Records for the exercise =>
────────────────────────────────────────

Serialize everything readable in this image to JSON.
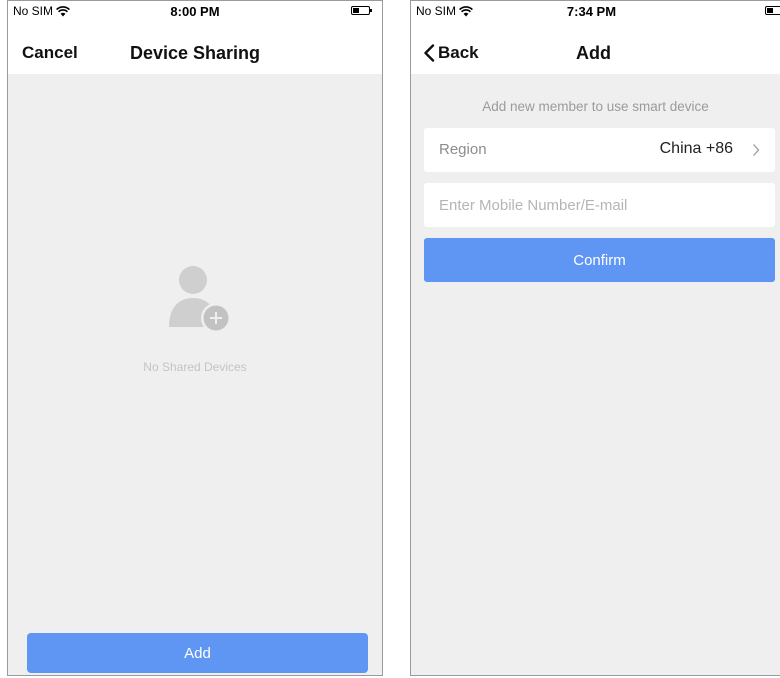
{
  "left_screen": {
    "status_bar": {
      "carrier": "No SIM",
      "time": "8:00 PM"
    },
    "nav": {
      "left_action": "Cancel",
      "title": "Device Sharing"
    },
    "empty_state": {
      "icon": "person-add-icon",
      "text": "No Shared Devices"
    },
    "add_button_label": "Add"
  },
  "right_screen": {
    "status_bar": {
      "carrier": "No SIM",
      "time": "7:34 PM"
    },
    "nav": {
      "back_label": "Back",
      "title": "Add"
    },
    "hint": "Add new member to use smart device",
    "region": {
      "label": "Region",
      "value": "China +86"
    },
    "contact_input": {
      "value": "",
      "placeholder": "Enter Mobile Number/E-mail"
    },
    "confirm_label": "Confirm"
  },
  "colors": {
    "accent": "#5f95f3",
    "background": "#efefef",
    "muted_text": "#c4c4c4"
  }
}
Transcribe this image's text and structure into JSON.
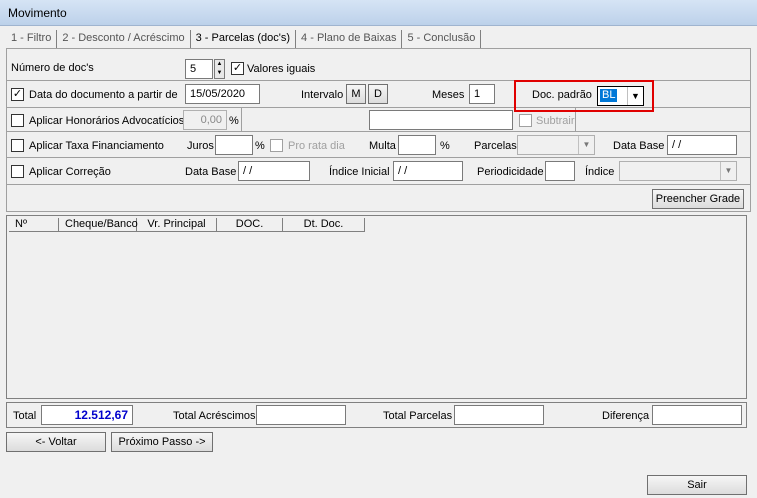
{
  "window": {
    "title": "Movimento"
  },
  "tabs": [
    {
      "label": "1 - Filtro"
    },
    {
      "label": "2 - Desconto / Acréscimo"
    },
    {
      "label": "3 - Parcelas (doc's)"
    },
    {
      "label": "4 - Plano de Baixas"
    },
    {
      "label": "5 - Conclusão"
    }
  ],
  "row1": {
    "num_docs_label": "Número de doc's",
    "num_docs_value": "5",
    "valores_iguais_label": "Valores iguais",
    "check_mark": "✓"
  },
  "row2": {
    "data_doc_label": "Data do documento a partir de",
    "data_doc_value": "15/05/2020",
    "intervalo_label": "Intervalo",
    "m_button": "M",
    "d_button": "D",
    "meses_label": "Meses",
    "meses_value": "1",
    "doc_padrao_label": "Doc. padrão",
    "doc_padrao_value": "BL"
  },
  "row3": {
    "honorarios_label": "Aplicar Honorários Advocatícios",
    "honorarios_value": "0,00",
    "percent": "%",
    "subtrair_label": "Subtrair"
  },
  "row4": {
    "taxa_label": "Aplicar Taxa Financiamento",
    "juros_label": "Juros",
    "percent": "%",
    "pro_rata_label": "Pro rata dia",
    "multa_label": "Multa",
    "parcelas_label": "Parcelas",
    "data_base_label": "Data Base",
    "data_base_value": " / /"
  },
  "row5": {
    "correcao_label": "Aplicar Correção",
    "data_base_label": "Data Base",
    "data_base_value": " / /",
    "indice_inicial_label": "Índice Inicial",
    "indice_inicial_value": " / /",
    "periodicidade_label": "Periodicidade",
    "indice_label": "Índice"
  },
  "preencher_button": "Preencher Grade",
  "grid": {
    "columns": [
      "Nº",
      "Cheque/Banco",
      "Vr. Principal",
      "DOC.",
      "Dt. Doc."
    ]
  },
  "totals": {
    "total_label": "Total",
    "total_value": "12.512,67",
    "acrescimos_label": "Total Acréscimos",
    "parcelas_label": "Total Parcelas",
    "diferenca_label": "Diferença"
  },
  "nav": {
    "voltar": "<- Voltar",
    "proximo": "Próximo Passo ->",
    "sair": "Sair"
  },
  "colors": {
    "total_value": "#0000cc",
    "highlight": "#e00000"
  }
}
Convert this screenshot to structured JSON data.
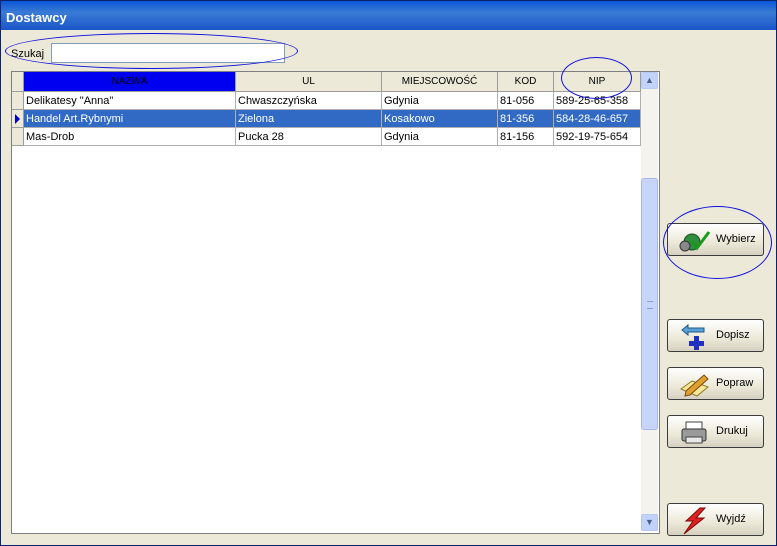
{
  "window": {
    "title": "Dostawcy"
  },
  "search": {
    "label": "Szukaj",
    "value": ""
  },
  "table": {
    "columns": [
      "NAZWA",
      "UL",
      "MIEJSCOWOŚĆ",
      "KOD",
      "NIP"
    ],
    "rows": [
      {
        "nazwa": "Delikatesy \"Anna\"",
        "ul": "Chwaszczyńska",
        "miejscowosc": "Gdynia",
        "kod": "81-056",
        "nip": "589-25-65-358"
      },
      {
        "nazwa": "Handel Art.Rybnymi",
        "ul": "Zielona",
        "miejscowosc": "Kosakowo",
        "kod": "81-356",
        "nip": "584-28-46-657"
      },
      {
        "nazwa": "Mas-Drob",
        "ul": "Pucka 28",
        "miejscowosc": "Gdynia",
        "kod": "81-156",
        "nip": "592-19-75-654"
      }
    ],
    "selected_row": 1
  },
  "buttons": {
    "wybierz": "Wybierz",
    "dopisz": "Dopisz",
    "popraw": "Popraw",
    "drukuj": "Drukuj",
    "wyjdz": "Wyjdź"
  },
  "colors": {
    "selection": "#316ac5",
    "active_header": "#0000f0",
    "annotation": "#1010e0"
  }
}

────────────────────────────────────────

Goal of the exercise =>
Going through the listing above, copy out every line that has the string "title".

Written answer =>
      "title": "Device Sharing"
      "title": "Add"
    "title": "Movimento"
    "title": "Dostawcy"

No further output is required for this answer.